## Assignment
Reproduce exactly the line containing "Give me the" and every line after it, through the last line of the records below; add nothing.

********************

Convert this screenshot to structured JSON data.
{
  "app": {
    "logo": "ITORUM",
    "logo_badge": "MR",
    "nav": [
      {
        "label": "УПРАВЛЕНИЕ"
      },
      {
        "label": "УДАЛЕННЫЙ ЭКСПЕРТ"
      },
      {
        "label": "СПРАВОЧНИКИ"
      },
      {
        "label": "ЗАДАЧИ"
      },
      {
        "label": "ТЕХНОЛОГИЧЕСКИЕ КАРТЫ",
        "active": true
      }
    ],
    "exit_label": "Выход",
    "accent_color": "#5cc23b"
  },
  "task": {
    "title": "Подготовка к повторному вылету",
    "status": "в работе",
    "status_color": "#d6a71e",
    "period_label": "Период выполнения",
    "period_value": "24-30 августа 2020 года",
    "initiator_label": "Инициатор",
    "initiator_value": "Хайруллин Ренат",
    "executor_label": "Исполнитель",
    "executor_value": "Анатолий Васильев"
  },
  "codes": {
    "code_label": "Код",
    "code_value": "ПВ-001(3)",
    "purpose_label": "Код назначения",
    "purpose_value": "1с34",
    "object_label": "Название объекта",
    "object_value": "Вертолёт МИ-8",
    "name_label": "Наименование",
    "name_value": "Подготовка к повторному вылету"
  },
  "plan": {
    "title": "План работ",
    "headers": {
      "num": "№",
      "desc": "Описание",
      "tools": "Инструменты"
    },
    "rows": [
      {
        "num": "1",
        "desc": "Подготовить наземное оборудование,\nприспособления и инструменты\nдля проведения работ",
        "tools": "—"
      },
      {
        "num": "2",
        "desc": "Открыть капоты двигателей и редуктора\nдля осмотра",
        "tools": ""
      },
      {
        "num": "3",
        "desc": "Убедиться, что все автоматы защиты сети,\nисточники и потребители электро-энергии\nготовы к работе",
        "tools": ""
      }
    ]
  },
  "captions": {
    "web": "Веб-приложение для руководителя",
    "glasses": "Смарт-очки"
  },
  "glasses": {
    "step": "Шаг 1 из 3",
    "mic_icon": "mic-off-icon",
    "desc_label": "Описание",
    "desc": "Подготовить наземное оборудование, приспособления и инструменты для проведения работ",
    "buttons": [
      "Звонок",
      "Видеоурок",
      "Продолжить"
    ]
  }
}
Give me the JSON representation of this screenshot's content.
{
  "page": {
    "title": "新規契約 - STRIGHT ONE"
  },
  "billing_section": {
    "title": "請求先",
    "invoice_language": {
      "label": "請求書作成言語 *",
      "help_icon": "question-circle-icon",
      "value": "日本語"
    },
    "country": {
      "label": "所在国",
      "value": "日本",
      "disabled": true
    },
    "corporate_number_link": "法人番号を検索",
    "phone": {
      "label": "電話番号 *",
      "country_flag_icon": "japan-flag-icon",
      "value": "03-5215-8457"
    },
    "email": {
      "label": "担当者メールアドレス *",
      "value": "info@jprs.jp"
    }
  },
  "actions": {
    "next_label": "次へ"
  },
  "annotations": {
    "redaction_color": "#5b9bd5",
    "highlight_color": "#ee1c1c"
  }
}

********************

## Exercise result
Give me the JSON representation of this screenshot's content.
{
  "page": {
    "title": "新規契約 - STRIGHT ONE"
  },
  "billing_section": {
    "title": "請求先",
    "invoice_language": {
      "label": "請求書作成言語 *",
      "help_icon": "question-circle-icon",
      "value": "日本語"
    },
    "country": {
      "label": "所在国",
      "value": "日本",
      "disabled": true
    },
    "corporate_number_link": "法人番号を検索",
    "phone": {
      "label": "電話番号 *",
      "country_flag_icon": "japan-flag-icon",
      "value": "03-5215-8457"
    },
    "email": {
      "label": "担当者メールアドレス *",
      "value": "info@jprs.jp"
    }
  },
  "actions": {
    "next_label": "次へ"
  },
  "annotations": {
    "redaction_color": "#5b9bd5",
    "highlight_color": "#ee1c1c"
  }
}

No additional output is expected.